An introduction to the principles and practices of rehabilitation. The processes of rehabilitation are explored with particular reference to the International Classification of Functioning, Disability and Health (ICF). Emphasis is placed on exploring a person-centred approach to rehabilitation.
147.102 Whakapiri: Engagement in Mental Health and Addiction Work15 credits
The course provides an introduction to mental health and addiction with a focus on Aotearoa New Zealand. Attention is given to the social context of mental health and wellbeing. Students are introduced to mental health as a human right, processes of engagement and brief intervention in mental health and addiction work.
A study of major issues related to rehabilitation processes and practices. Students will examine rehabilitation in relation to personal, social and environmental factors and be introduced to terms, concepts and models related to disability, age, gender, culture, legal and political contexts, family and society, advocacy and inclusion.

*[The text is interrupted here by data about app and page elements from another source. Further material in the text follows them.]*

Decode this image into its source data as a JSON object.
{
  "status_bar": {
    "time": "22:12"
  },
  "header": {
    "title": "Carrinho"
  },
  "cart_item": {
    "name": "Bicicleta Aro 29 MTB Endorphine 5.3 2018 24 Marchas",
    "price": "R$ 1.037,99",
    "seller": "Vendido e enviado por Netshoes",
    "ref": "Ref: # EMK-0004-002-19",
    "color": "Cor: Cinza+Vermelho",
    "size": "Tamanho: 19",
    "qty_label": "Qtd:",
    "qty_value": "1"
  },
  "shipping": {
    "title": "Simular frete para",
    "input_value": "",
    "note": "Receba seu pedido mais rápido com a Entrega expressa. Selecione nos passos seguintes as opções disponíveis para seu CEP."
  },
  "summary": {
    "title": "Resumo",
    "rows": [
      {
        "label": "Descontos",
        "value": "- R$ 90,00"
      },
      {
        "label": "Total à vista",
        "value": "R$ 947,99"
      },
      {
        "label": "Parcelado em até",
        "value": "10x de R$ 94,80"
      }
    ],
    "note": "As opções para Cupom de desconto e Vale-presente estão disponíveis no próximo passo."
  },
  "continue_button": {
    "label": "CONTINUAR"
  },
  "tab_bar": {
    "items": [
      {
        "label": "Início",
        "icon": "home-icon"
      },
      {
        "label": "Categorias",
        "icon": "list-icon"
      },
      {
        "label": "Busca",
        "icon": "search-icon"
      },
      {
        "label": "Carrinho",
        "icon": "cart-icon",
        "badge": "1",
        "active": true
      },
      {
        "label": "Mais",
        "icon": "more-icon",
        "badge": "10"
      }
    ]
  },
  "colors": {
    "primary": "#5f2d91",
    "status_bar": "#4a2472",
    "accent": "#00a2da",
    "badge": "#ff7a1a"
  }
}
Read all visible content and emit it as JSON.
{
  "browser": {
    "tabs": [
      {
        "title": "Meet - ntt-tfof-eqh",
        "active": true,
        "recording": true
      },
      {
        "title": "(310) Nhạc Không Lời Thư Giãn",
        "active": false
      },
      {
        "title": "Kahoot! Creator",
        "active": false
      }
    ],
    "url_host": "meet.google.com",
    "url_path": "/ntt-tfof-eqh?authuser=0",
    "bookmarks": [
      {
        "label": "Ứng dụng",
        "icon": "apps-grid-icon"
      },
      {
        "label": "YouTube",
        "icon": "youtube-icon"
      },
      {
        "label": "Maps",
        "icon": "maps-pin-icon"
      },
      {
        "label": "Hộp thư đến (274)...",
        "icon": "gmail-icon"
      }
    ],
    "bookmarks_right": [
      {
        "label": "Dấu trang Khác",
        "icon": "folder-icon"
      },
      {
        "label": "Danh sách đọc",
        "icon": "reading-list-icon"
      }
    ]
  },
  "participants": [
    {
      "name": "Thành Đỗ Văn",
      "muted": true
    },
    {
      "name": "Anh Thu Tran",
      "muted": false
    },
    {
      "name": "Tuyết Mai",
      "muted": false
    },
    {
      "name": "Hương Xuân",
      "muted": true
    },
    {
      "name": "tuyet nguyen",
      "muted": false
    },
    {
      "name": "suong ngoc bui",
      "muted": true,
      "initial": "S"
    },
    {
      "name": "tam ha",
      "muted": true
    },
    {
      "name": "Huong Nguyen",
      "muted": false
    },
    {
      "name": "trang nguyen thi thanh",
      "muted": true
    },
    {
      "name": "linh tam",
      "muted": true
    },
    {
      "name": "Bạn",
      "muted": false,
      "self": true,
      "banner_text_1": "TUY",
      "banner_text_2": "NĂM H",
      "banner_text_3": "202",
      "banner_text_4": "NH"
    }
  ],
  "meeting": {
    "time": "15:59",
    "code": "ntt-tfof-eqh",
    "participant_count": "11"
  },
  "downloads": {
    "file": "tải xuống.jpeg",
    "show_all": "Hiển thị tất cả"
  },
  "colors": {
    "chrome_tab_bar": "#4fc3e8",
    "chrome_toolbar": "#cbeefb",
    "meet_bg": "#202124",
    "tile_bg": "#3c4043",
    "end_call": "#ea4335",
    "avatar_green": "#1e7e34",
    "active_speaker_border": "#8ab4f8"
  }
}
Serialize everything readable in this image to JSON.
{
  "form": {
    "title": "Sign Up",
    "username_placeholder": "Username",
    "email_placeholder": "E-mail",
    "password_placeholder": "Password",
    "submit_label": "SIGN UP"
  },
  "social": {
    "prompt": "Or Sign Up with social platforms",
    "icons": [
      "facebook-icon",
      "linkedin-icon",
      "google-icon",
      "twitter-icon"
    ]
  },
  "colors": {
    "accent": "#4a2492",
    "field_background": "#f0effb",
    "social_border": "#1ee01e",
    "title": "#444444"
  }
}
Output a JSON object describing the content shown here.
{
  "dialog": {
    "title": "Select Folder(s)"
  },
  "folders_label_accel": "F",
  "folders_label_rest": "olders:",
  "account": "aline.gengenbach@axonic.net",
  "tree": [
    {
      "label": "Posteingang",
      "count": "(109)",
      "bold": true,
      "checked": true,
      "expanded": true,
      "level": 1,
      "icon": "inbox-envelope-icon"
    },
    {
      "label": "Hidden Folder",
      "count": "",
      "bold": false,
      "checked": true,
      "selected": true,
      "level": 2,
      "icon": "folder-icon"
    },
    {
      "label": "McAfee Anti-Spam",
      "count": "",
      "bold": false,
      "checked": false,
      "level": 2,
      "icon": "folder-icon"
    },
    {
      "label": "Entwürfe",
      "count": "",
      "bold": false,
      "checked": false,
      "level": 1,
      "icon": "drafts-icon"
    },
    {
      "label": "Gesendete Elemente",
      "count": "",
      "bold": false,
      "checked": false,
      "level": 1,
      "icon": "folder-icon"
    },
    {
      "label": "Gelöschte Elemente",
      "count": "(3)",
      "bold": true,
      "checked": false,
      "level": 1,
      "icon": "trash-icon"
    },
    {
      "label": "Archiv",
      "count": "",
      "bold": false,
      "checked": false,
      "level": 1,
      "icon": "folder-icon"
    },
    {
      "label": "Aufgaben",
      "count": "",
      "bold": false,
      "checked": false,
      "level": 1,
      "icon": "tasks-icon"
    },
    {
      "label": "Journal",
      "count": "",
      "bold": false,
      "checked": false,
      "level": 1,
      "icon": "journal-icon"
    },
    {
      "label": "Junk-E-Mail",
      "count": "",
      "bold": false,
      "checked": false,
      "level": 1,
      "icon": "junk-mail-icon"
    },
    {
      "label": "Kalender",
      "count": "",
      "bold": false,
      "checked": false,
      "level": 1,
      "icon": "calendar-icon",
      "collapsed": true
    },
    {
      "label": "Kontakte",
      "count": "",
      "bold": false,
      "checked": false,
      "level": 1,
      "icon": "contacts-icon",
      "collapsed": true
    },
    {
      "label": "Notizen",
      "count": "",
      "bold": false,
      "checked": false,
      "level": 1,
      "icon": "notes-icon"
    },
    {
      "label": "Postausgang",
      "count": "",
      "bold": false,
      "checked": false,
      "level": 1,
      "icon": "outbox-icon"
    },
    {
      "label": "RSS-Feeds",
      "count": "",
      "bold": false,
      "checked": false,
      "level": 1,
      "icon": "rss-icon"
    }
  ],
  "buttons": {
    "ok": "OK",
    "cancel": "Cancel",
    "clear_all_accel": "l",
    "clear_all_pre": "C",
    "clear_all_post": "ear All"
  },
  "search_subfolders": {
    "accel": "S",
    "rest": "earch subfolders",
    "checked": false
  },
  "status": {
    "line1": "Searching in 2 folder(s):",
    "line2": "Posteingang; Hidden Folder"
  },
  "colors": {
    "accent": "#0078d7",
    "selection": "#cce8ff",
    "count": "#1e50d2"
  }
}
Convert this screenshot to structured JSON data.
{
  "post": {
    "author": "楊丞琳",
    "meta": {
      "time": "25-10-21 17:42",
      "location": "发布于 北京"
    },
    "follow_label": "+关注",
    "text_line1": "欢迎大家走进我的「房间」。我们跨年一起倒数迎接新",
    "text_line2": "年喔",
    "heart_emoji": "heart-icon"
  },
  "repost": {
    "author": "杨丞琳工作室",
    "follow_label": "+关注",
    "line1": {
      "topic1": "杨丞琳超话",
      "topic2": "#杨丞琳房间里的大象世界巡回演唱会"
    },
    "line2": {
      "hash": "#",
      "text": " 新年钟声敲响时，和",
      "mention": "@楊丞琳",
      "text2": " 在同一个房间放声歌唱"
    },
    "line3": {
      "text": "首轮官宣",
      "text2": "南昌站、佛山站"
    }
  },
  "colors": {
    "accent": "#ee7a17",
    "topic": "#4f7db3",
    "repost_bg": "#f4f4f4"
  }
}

The course covers the rationale and principles of promoting mental health in Aotearoa New Zealand and globally. Attention is given to key concepts and frameworks underpinning this area of practice.
147.302 Alcohol, Other Drugs and Addiction15 credits
A focus on alcohol, other drug use and addiction in Aotearoa New Zealand, emphasising harm reduction and health promotion as intervention tools. Students will develop a critical understanding of the aetiology and epidemiology of drug use and addiction, the co-existence of conditions with addictions, and effective legal, public policy and treatment responses to reducing harm.
147.303 Case Management and Rehabilitation Counselling15 credits
An investigation of the major theories, frameworks, support systems and practices employed in rehabilitation counselling, case management, and vocational rehabilitation. Emphasis is placed on assessment, vocational and avocational rehabilitation, and interprofessional practice.
A critical examination of health services navigation and the role of navigators/connectors within complex health services systems.
147.305 Whakamana: Change Agency in Mental Health and Addiction15 credits
Principles underpinning mental health and addiction work in Aotearoa New Zealand are applied through the whakapiri, whakamārama, whakamana framework to enable students to become agents of social inclusion, moving their work beyond knowledge to empowerment, action and sustainability. Students integrate and apply collaborative and reflective practice, critical thinking, coordinated responses, and mana-enhancing approaches to work with tangata whai ora, whānau and communities.
This course examines the social and political context in which disability is created in contemporary society. Topics covered include models of disability, the disability industry, the disability rights movement, the body, cultural and media representations and the politics of disablement.
This course offers an examination of research, recent policy initiatives and theoretical knowledge related to health and well-being of New Zealand's ageing population.
147.701 Rehabilitation Theory and Practice30 credits
Rehabilitation theory, process and practice in physical, social and vocational rehabilitation are examined. Models of rehabilitation are investigated alongside theories and models of health and disability, advocacy and person-centred rehabilitation.
147.703 Vocational and Rehabilitation Counselling30 credits
A thorough investigation of the major theories, frameworks, support systems and practices employed in rehabilitation counselling, case management, and vocational rehabilitation. Emphasis is placed on assessment, vocational and avocational rehabilitation, injury management and interprofessional practice.
This course explores the historical relationship between drugs and society, identifying fundamental patterns in the development of current international approaches to drug control, treatment and rehabilitation, reviewing evidence both for and against these approaches, and illustrating their ramifications for treatment and rehabilitation programmes.